It wasn't just that I'd known instantly upon seeing Oswald's face on TV that he was innocent. It was also that I'd been shushed and frowned at when I brought up LBJ. Even in those days you couldn't be ten and not know that bad men had good men killed, that greedheads sometimes were immune enough from morals to do something like this. And I quickly learned I was not to be speculating about things like that... even though I was not speculating.

I wasn't "normal". My mother had done a darn good job of keeping that under wraps, and I'd gotten pretty good at keeping it from her notice, but surely in a situation like this I should do my best? Surely? Nope. Not even in the case of murder.

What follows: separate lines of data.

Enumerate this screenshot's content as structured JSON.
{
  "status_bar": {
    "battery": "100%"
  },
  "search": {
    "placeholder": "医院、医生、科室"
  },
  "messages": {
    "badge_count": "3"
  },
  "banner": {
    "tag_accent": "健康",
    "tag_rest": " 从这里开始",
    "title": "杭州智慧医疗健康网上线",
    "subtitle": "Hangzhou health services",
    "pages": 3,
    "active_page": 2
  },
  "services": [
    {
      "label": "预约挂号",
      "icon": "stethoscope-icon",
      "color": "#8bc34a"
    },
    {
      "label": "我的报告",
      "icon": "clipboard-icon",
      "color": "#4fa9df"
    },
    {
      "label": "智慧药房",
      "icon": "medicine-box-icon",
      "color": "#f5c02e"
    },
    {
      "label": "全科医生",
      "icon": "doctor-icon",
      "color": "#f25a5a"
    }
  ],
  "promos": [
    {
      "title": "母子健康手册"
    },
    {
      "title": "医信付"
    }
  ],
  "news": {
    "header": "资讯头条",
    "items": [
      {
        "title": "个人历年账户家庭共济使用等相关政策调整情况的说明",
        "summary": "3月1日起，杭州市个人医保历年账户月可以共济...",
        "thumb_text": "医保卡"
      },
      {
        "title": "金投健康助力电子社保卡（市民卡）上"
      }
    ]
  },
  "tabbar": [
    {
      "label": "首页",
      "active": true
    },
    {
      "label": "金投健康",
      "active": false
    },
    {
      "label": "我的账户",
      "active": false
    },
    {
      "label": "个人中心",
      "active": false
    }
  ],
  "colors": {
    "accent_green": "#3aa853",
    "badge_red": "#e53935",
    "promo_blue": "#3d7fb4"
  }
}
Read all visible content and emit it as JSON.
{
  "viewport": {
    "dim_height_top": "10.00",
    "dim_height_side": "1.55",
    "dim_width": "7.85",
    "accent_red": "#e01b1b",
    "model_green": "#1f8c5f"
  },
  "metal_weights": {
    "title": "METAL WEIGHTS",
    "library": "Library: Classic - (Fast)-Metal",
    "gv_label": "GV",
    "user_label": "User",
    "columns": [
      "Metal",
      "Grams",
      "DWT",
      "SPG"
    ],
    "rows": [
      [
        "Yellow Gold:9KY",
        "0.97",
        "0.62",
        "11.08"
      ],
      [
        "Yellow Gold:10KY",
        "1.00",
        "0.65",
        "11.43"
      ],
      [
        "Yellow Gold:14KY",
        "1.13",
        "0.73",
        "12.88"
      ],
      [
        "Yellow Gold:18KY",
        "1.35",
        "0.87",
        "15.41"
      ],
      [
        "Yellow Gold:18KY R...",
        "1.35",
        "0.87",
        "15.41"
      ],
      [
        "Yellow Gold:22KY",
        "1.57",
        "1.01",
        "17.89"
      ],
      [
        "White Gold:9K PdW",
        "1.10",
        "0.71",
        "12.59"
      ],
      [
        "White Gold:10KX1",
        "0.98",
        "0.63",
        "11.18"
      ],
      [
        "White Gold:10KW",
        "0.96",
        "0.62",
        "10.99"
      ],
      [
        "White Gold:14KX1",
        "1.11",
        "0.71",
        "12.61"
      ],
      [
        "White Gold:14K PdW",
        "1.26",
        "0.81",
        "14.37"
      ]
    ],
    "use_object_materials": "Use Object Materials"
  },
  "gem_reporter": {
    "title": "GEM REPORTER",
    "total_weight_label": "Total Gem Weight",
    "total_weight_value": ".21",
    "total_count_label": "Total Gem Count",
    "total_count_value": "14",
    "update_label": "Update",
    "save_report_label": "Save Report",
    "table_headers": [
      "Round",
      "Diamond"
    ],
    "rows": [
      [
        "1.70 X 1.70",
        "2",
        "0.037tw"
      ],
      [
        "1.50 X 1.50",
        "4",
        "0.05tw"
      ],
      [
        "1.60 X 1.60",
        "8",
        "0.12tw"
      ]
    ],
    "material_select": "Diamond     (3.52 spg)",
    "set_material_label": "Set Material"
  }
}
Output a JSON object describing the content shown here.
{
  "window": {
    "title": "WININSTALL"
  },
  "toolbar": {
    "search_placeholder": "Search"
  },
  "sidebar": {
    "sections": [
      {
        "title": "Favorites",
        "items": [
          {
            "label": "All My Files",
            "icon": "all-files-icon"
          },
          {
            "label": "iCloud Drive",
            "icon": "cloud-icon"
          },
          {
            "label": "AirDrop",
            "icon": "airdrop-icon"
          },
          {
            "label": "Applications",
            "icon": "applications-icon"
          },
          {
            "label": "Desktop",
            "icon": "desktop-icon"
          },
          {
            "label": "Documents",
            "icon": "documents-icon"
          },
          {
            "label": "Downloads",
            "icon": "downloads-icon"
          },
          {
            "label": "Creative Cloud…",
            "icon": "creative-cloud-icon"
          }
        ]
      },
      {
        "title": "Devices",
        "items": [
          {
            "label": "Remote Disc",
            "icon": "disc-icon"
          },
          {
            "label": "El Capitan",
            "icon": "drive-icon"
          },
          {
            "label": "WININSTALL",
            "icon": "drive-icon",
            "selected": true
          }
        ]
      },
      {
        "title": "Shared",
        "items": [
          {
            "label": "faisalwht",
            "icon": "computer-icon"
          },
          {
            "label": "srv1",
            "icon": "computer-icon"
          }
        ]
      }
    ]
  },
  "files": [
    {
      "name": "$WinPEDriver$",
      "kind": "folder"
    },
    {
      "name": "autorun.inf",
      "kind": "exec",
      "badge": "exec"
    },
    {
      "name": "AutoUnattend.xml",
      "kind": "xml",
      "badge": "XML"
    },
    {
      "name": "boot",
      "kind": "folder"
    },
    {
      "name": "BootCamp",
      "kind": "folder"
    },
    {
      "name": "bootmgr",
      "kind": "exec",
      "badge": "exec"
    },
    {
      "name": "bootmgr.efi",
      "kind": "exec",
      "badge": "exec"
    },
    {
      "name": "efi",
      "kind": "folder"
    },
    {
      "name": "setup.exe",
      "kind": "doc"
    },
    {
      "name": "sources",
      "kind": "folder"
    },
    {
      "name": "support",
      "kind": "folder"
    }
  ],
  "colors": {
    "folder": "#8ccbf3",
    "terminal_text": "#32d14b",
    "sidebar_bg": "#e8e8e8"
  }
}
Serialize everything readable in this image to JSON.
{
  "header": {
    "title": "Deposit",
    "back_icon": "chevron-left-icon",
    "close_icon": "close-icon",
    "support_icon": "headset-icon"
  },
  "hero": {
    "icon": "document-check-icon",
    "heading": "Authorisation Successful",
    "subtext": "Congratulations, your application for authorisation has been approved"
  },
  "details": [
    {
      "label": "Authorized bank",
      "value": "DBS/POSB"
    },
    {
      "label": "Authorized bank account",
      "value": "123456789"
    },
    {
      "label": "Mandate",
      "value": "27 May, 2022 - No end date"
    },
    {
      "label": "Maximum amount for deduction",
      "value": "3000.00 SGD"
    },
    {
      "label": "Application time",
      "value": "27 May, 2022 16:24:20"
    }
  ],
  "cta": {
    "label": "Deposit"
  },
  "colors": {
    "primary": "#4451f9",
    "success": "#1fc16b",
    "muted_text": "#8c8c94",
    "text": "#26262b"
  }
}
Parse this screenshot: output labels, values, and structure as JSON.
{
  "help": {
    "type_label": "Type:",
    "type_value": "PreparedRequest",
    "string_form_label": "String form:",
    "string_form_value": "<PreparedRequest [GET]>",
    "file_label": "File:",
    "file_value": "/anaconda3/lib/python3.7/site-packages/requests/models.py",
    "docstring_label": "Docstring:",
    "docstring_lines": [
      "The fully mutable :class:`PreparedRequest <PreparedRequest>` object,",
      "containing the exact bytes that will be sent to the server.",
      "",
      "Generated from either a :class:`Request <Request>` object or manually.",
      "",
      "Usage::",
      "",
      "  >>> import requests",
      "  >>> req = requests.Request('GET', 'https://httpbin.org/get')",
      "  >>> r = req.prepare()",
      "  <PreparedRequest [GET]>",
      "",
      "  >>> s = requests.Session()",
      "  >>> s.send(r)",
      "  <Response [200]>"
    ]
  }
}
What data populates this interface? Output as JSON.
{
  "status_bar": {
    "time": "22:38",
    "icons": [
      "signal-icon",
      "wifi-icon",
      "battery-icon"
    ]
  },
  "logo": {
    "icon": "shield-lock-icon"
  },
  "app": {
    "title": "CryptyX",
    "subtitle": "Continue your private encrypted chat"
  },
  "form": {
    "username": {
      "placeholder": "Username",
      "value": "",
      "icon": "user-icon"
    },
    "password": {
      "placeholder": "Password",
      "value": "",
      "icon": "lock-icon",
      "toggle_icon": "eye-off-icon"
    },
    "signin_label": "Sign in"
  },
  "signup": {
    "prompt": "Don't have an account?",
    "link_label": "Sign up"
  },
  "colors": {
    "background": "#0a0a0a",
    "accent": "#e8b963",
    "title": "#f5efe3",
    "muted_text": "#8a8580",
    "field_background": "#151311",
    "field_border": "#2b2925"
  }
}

Since I was a baby I was weird. I talked wrong. I used full sentences when I was one year old. I popped up with comments around adults that were a little too close to the bone for a little girl to be putting into the stream of consciousness. It was lucky for me that I was so young. People could get a laugh out of it, discount it because it was so entertaining. But I also had this bad habit of foretelling how things would turn out. I was my dad's map woman on vacations when I was three, despite my mouth always trying to say the wrong direction. We just agreed I should point instead of say.

Always had a problem with meat space mirroring into itself in mind space. It was some airy form of dyslexia that wasn't dyslexic, except for a tendency to transpose numbers, but gave me trouble with right from left getting out my mouth correctly, making me tense whenever numbers were at hand, and giving me brain flops in geometry... until I was something like twenty years old. Turned out the problem had been the world trying to make me do these things its way. I had no trouble whatever when I could just do it mine.

Anyway, in that very first split second I knew Oswald was innocent, and I knew he was not just some poor sap they'd picked at random, but I could not quite put my finger on how neither was he a conspirator against Kennedy. He was part of it, but he was wonderful. I knew it in that fraction of a second. It took nearly fifty years to get the missing piece, but I got it.

I want you to have it.